==== Exercise materials

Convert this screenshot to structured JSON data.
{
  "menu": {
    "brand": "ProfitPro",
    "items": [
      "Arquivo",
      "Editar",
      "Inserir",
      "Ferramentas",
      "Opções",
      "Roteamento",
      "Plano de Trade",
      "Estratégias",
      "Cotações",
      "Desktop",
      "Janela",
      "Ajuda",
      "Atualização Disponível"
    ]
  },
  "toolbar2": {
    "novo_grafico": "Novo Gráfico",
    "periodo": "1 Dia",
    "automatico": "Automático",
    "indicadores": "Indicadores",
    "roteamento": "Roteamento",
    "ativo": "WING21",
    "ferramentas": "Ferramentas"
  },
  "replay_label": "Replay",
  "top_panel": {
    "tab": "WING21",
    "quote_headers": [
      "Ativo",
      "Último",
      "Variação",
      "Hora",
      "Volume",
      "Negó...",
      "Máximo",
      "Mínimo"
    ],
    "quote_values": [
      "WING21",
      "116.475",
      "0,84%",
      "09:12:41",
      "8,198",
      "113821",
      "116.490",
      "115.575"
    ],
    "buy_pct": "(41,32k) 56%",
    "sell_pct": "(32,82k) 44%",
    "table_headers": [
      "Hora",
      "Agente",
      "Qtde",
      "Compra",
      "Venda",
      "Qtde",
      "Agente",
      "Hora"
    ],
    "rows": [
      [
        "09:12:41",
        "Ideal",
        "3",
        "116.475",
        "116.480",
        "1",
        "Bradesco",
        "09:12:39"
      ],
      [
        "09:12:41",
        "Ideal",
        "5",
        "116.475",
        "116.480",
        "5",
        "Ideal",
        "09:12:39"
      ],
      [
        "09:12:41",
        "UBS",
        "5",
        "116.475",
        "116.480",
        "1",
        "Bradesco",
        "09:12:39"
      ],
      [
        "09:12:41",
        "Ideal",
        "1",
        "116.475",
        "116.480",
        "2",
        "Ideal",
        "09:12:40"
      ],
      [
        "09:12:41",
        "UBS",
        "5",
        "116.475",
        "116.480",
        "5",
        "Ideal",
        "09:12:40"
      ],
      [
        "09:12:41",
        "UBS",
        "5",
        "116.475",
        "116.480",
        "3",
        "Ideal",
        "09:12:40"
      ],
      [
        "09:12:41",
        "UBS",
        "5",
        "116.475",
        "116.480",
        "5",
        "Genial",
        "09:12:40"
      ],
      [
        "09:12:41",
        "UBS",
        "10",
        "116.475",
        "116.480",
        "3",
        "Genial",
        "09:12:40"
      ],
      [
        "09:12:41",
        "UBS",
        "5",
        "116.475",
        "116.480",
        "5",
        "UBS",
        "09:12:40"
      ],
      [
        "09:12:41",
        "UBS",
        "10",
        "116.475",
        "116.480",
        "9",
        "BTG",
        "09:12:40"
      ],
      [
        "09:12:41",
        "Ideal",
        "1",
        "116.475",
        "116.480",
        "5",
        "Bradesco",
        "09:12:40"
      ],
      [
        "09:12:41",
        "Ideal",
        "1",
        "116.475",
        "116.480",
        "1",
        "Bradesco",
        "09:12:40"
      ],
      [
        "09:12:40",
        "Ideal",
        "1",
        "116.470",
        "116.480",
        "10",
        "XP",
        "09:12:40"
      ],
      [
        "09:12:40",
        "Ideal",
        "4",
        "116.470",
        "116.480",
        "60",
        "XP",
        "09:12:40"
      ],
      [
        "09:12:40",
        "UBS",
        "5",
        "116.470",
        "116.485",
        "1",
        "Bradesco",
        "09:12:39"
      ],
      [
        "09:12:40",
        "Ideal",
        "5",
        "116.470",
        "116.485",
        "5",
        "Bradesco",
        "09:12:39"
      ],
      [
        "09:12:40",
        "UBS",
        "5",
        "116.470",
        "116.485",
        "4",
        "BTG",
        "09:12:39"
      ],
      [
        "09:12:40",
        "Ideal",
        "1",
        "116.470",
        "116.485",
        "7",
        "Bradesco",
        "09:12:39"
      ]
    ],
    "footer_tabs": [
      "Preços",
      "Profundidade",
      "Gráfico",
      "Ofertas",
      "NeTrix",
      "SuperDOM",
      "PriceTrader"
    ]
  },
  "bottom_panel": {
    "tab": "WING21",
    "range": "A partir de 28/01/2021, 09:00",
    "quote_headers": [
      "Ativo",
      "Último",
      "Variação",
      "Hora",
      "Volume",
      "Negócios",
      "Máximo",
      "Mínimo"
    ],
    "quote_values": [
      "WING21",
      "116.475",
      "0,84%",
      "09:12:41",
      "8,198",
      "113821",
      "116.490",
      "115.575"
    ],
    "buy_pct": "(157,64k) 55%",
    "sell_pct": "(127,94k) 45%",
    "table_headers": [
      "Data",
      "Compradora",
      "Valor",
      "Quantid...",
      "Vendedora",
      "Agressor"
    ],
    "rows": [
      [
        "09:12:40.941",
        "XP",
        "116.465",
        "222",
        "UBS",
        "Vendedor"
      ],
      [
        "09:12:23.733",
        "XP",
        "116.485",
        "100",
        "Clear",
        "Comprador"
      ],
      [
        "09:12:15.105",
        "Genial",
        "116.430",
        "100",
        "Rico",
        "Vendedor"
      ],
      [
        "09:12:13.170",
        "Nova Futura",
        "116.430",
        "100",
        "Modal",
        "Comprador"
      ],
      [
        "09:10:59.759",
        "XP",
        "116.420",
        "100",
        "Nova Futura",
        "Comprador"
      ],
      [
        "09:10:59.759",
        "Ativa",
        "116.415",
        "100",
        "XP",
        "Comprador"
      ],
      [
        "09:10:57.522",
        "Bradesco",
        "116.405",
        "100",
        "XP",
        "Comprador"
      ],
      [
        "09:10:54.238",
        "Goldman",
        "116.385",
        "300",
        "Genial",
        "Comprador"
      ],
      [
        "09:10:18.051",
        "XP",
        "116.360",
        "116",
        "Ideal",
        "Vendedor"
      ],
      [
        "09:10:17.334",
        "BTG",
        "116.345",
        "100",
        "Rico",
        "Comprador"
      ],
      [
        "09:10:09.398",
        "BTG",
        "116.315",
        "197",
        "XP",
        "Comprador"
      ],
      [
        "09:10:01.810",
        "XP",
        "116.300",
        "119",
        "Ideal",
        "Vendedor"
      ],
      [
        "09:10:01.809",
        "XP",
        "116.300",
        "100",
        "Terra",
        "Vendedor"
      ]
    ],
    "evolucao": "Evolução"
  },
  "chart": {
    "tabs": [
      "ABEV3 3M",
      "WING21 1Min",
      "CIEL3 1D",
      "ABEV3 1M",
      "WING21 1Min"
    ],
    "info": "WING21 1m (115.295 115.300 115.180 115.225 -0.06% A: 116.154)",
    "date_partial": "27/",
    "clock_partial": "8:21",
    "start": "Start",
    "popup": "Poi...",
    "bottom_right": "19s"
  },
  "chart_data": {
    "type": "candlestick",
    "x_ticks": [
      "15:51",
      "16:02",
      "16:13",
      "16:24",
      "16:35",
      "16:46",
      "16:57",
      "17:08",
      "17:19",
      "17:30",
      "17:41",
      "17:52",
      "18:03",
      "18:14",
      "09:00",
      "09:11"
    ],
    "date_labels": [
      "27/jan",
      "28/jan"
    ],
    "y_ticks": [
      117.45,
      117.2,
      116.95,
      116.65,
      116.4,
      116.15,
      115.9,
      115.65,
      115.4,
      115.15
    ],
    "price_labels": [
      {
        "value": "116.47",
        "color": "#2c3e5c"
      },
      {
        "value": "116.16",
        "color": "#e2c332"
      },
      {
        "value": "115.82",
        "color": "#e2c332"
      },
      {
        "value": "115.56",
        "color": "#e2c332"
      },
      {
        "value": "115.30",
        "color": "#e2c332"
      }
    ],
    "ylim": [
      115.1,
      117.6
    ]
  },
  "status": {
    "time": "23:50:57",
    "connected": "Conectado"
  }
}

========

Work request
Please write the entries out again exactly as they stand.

Written response
Convert this screenshot to structured JSON data.
{
  "menu": {
    "brand": "ProfitPro",
    "items": [
      "Arquivo",
      "Editar",
      "Inserir",
      "Ferramentas",
      "Opções",
      "Roteamento",
      "Plano de Trade",
      "Estratégias",
      "Cotações",
      "Desktop",
      "Janela",
      "Ajuda",
      "Atualização Disponível"
    ]
  },
  "toolbar2": {
    "novo_grafico": "Novo Gráfico",
    "periodo": "1 Dia",
    "automatico": "Automático",
    "indicadores": "Indicadores",
    "roteamento": "Roteamento",
    "ativo": "WING21",
    "ferramentas": "Ferramentas"
  },
  "replay_label": "Replay",
  "top_panel": {
    "tab": "WING21",
    "quote_headers": [
      "Ativo",
      "Último",
      "Variação",
      "Hora",
      "Volume",
      "Negó...",
      "Máximo",
      "Mínimo"
    ],
    "quote_values": [
      "WING21",
      "116.475",
      "0,84%",
      "09:12:41",
      "8,198",
      "113821",
      "116.490",
      "115.575"
    ],
    "buy_pct": "(41,32k) 56%",
    "sell_pct": "(32,82k) 44%",
    "table_headers": [
      "Hora",
      "Agente",
      "Qtde",
      "Compra",
      "Venda",
      "Qtde",
      "Agente",
      "Hora"
    ],
    "rows": [
      [
        "09:12:41",
        "Ideal",
        "3",
        "116.475",
        "116.480",
        "1",
        "Bradesco",
        "09:12:39"
      ],
      [
        "09:12:41",
        "Ideal",
        "5",
        "116.475",
        "116.480",
        "5",
        "Ideal",
        "09:12:39"
      ],
      [
        "09:12:41",
        "UBS",
        "5",
        "116.475",
        "116.480",
        "1",
        "Bradesco",
        "09:12:39"
      ],
      [
        "09:12:41",
        "Ideal",
        "1",
        "116.475",
        "116.480",
        "2",
        "Ideal",
        "09:12:40"
      ],
      [
        "09:12:41",
        "UBS",
        "5",
        "116.475",
        "116.480",
        "5",
        "Ideal",
        "09:12:40"
      ],
      [
        "09:12:41",
        "UBS",
        "5",
        "116.475",
        "116.480",
        "3",
        "Ideal",
        "09:12:40"
      ],
      [
        "09:12:41",
        "UBS",
        "5",
        "116.475",
        "116.480",
        "5",
        "Genial",
        "09:12:40"
      ],
      [
        "09:12:41",
        "UBS",
        "10",
        "116.475",
        "116.480",
        "3",
        "Genial",
        "09:12:40"
      ],
      [
        "09:12:41",
        "UBS",
        "5",
        "116.475",
        "116.480",
        "5",
        "UBS",
        "09:12:40"
      ],
      [
        "09:12:41",
        "UBS",
        "10",
        "116.475",
        "116.480",
        "9",
        "BTG",
        "09:12:40"
      ],
      [
        "09:12:41",
        "Ideal",
        "1",
        "116.475",
        "116.480",
        "5",
        "Bradesco",
        "09:12:40"
      ],
      [
        "09:12:41",
        "Ideal",
        "1",
        "116.475",
        "116.480",
        "1",
        "Bradesco",
        "09:12:40"
      ],
      [
        "09:12:40",
        "Ideal",
        "1",
        "116.470",
        "116.480",
        "10",
        "XP",
        "09:12:40"
      ],
      [
        "09:12:40",
        "Ideal",
        "4",
        "116.470",
        "116.480",
        "60",
        "XP",
        "09:12:40"
      ],
      [
        "09:12:40",
        "UBS",
        "5",
        "116.470",
        "116.485",
        "1",
        "Bradesco",
        "09:12:39"
      ],
      [
        "09:12:40",
        "Ideal",
        "5",
        "116.470",
        "116.485",
        "5",
        "Bradesco",
        "09:12:39"
      ],
      [
        "09:12:40",
        "UBS",
        "5",
        "116.470",
        "116.485",
        "4",
        "BTG",
        "09:12:39"
      ],
      [
        "09:12:40",
        "Ideal",
        "1",
        "116.470",
        "116.485",
        "7",
        "Bradesco",
        "09:12:39"
      ]
    ],
    "footer_tabs": [
      "Preços",
      "Profundidade",
      "Gráfico",
      "Ofertas",
      "NeTrix",
      "SuperDOM",
      "PriceTrader"
    ]
  },
  "bottom_panel": {
    "tab": "WING21",
    "range": "A partir de 28/01/2021, 09:00",
    "quote_headers": [
      "Ativo",
      "Último",
      "Variação",
      "Hora",
      "Volume",
      "Negócios",
      "Máximo",
      "Mínimo"
    ],
    "quote_values": [
      "WING21",
      "116.475",
      "0,84%",
      "09:12:41",
      "8,198",
      "113821",
      "116.490",
      "115.575"
    ],
    "buy_pct": "(157,64k) 55%",
    "sell_pct": "(127,94k) 45%",
    "table_headers": [
      "Data",
      "Compradora",
      "Valor",
      "Quantid...",
      "Vendedora",
      "Agressor"
    ],
    "rows": [
      [
        "09:12:40.941",
        "XP",
        "116.465",
        "222",
        "UBS",
        "Vendedor"
      ],
      [
        "09:12:23.733",
        "XP",
        "116.485",
        "100",
        "Clear",
        "Comprador"
      ],
      [
        "09:12:15.105",
        "Genial",
        "116.430",
        "100",
        "Rico",
        "Vendedor"
      ],
      [
        "09:12:13.170",
        "Nova Futura",
        "116.430",
        "100",
        "Modal",
        "Comprador"
      ],
      [
        "09:10:59.759",
        "XP",
        "116.420",
        "100",
        "Nova Futura",
        "Comprador"
      ],
      [
        "09:10:59.759",
        "Ativa",
        "116.415",
        "100",
        "XP",
        "Comprador"
      ],
      [
        "09:10:57.522",
        "Bradesco",
        "116.405",
        "100",
        "XP",
        "Comprador"
      ],
      [
        "09:10:54.238",
        "Goldman",
        "116.385",
        "300",
        "Genial",
        "Comprador"
      ],
      [
        "09:10:18.051",
        "XP",
        "116.360",
        "116",
        "Ideal",
        "Vendedor"
      ],
      [
        "09:10:17.334",
        "BTG",
        "116.345",
        "100",
        "Rico",
        "Comprador"
      ],
      [
        "09:10:09.398",
        "BTG",
        "116.315",
        "197",
        "XP",
        "Comprador"
      ],
      [
        "09:10:01.810",
        "XP",
        "116.300",
        "119",
        "Ideal",
        "Vendedor"
      ],
      [
        "09:10:01.809",
        "XP",
        "116.300",
        "100",
        "Terra",
        "Vendedor"
      ]
    ],
    "evolucao": "Evolução"
  },
  "chart": {
    "tabs": [
      "ABEV3 3M",
      "WING21 1Min",
      "CIEL3 1D",
      "ABEV3 1M",
      "WING21 1Min"
    ],
    "info": "WING21 1m (115.295 115.300 115.180 115.225 -0.06% A: 116.154)",
    "date_partial": "27/",
    "clock_partial": "8:21",
    "start": "Start",
    "popup": "Poi...",
    "bottom_right": "19s"
  },
  "chart_data": {
    "type": "candlestick",
    "x_ticks": [
      "15:51",
      "16:02",
      "16:13",
      "16:24",
      "16:35",
      "16:46",
      "16:57",
      "17:08",
      "17:19",
      "17:30",
      "17:41",
      "17:52",
      "18:03",
      "18:14",
      "09:00",
      "09:11"
    ],
    "date_labels": [
      "27/jan",
      "28/jan"
    ],
    "y_ticks": [
      117.45,
      117.2,
      116.95,
      116.65,
      116.4,
      116.15,
      115.9,
      115.65,
      115.4,
      115.15
    ],
    "price_labels": [
      {
        "value": "116.47",
        "color": "#2c3e5c"
      },
      {
        "value": "116.16",
        "color": "#e2c332"
      },
      {
        "value": "115.82",
        "color": "#e2c332"
      },
      {
        "value": "115.56",
        "color": "#e2c332"
      },
      {
        "value": "115.30",
        "color": "#e2c332"
      }
    ],
    "ylim": [
      115.1,
      117.6
    ]
  },
  "status": {
    "time": "23:50:57",
    "connected": "Conectado"
  }
}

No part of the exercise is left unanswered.